In the afterword to Absolutely on Music, a book of conversations between novelist Haruki Murakami and the conductor Seiji Ozawa — who has won practically every major award there is for his work — Ozawa observed of the writer: "I have lots of friends who love music, but Haruki takes it way beyond the bounds of sanity."
The bedrock of Murakami's sanity-busting love of music is a renowned record collection, which he estimates numbers more than 10,000 — and which will now be archived at Waseda University in Tokyo, his alma mater.
During a press conference on Sunday, as the AP reports, Murakami announced the bestowment, which will also include his vast archive of written materials and correspondence. According to The Japan Times, he hopes to organize a concert using the collection.
In his novels, there's always a moment — usually several — wherein Haruki Murakami placidly inserts a strangely specific piece of music, as if laying a colored puck of glass on a bed of stones.

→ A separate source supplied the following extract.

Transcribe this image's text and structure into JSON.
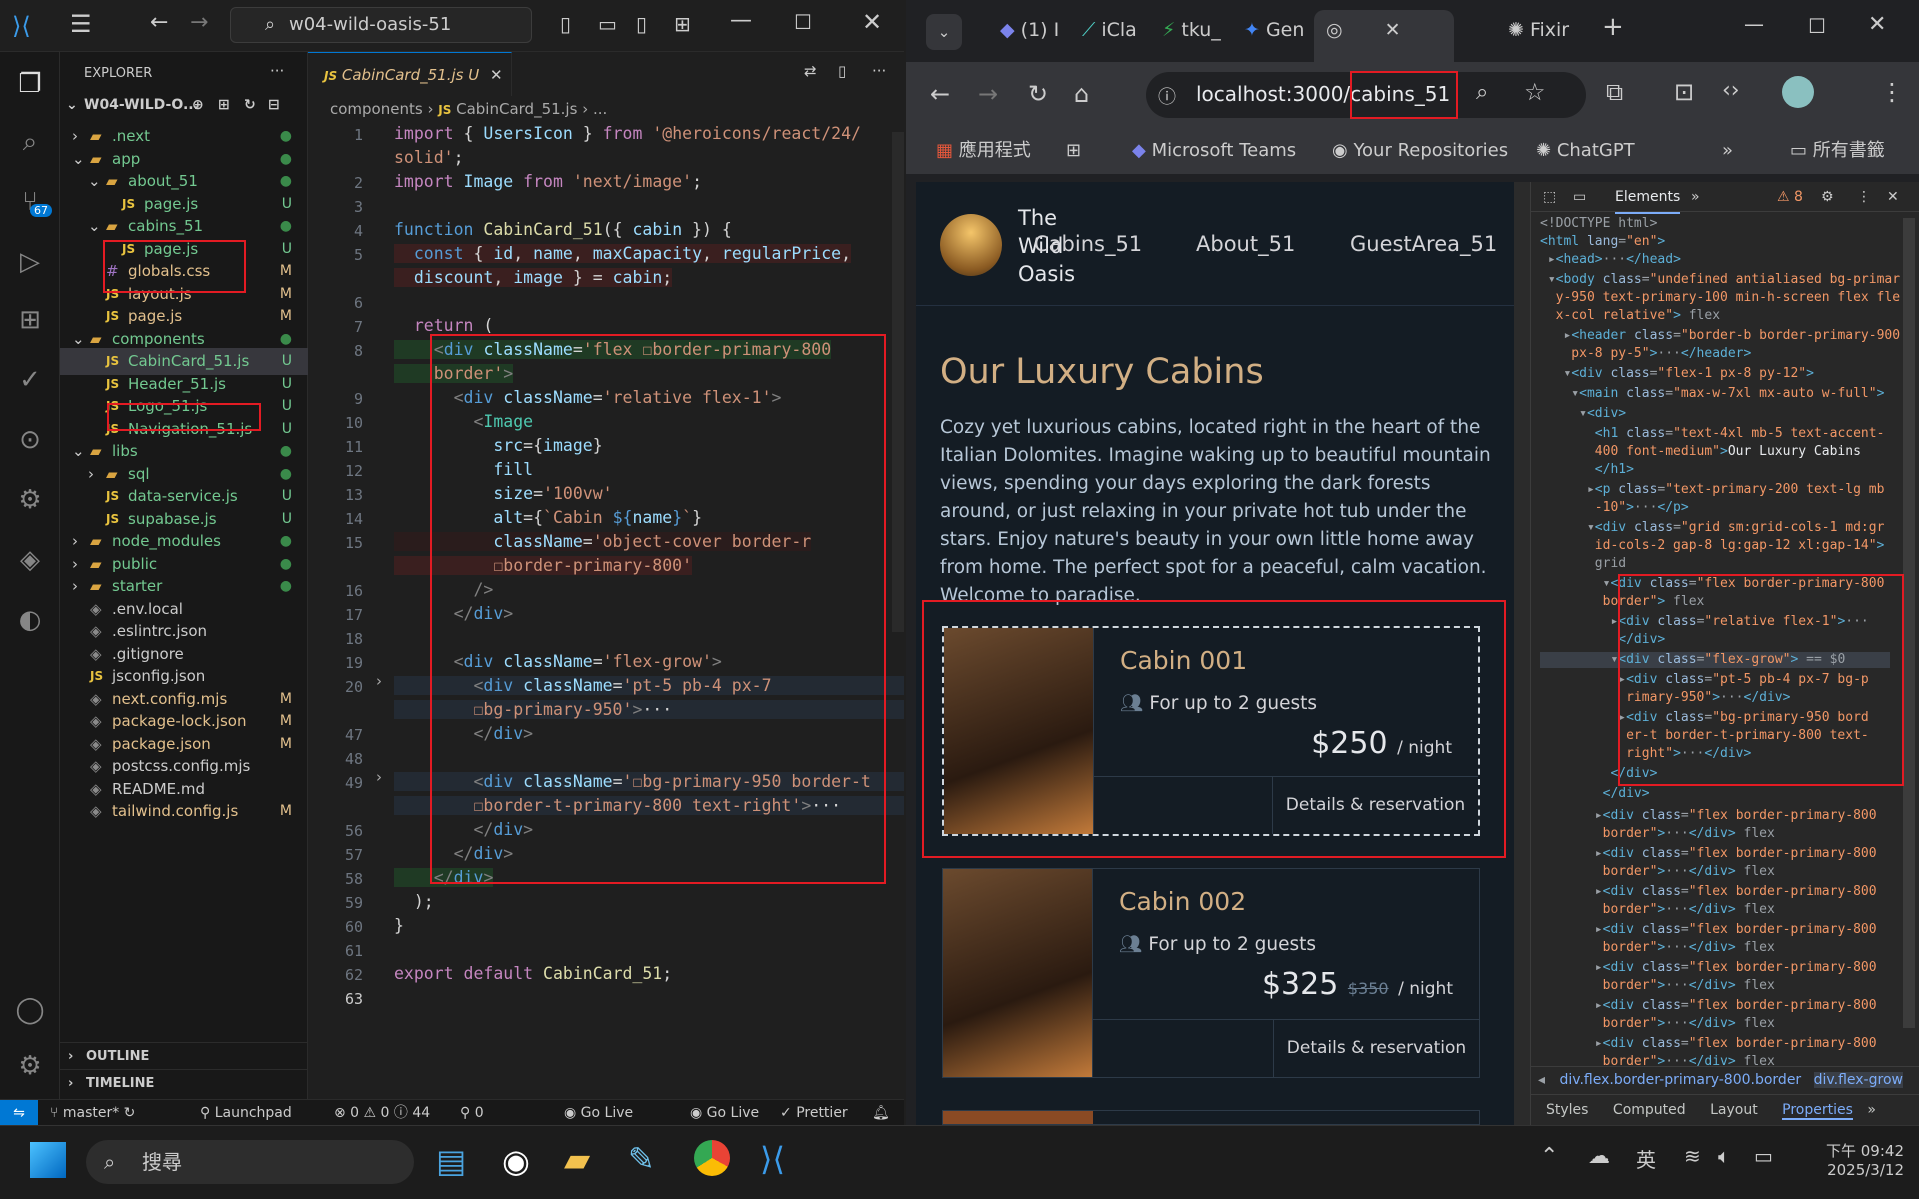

For instance, in the early pages of Dance Dance Dance, a man goes to the barbershop, where:
An abstract painting hung on the blue-gray walls, and Jacques Rouchet's Play Bach lilted soft and mellow from hidden speakers. This was not like any barbershop I'd been to — you could hardly call it a barbershop. The next thing you know, they'll be playing Gregorian chants in bathhouses, Ryuichi Sakamoto in tax office waiting rooms.
When Murakami invokes artists — Charlie Parker, Prince, Schubert, Bob Dylan, The Rolling Stones — and specific pieces, they simultaneously anchor and unmoor his precise-but-foggy worlds; they're the sort of references that waft through your head.

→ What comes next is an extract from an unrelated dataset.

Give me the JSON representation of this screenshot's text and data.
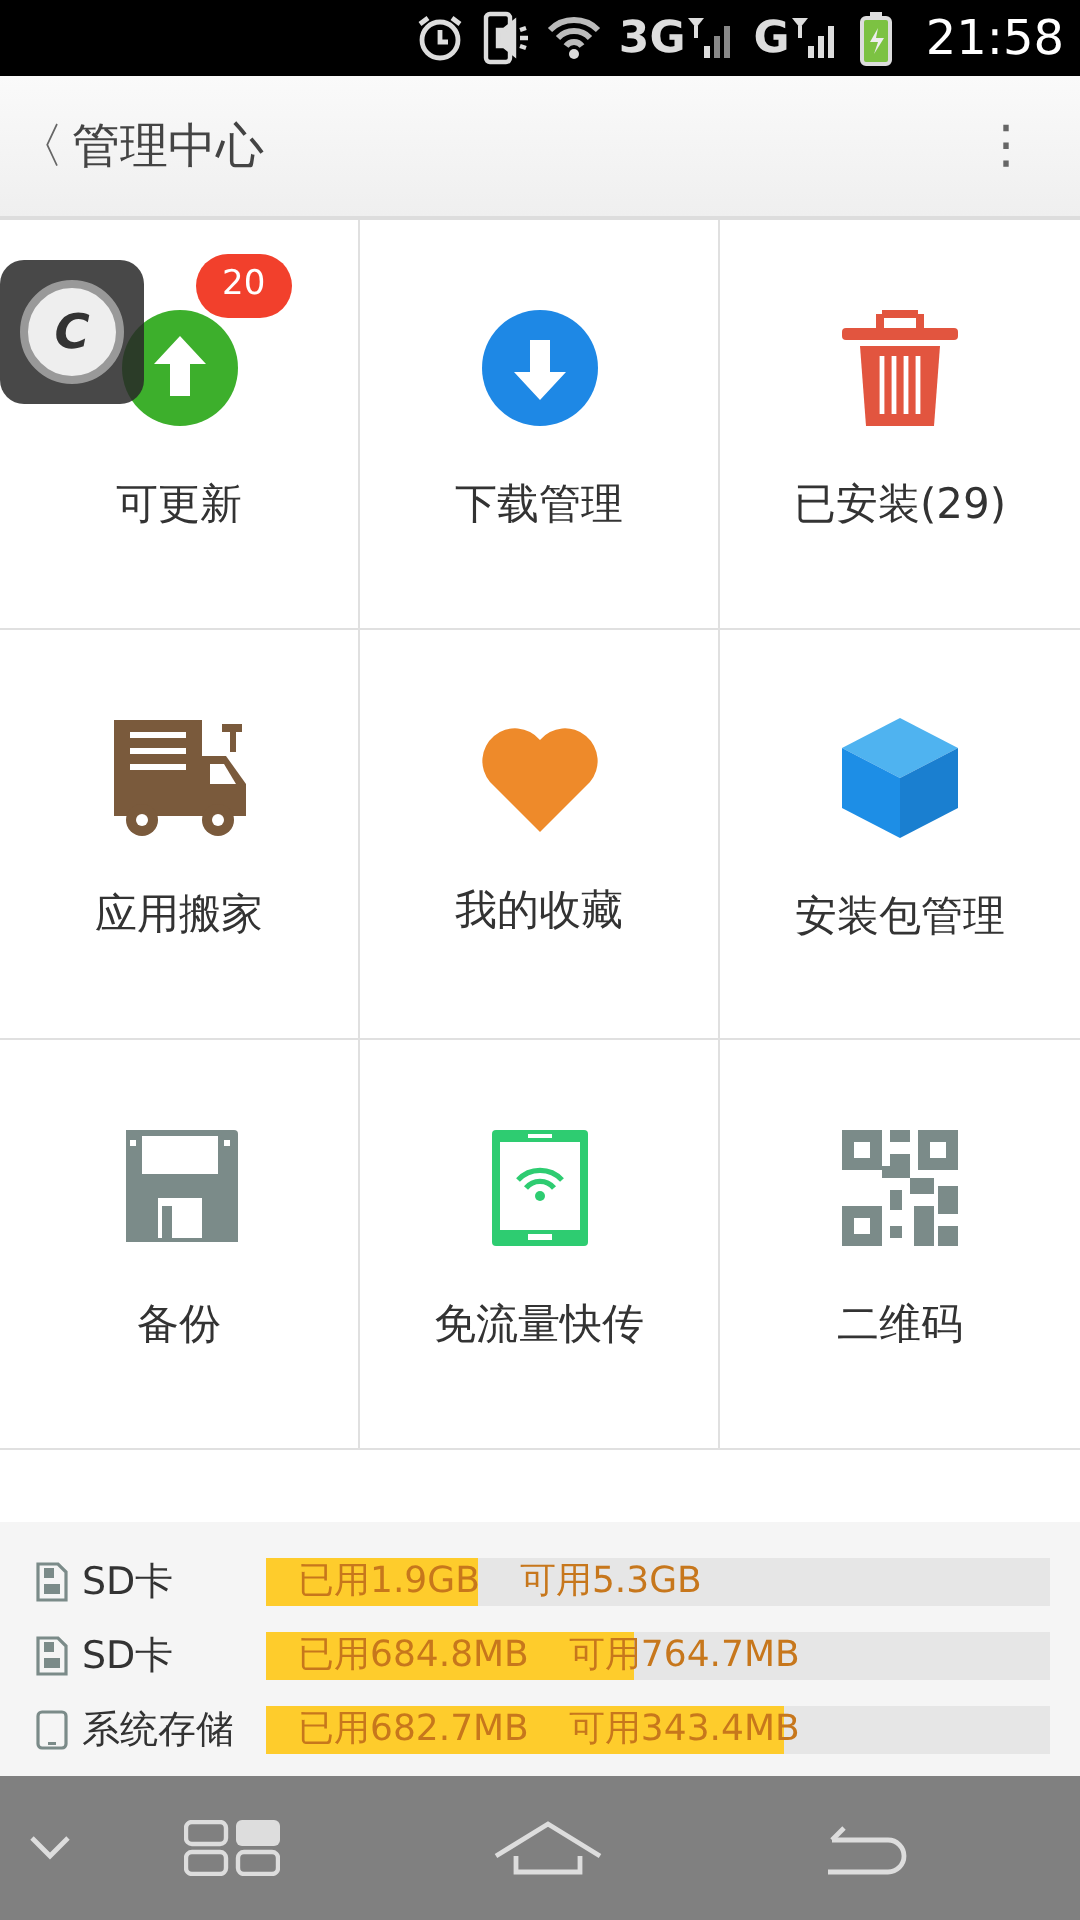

It's probably true that the music Murakami references in his work is what he happens to have heard recently, and that it has the same effect on him — he "almost always" listens to music when he writes, and when he writes, he rarely has a preconceived destination in mind. "When I start to write, I don't have any plan at all," Murakami told The Paris Review. "I just wait for the story to come. I don't choose what kind of story it is or what's going to happen. I just wait."
It's unclear when Murakami's archive and music library will go to Waseda. "I'm still alive and I have to use some of them," he said during the press conference. It's a safe bet that the music will be sent over last.
(P.S. — If you're interested in peering further into Murakami's musical life, the writer hosted a supposedly one-off radio show for Tokyo FM. It's now getting additional episodes.)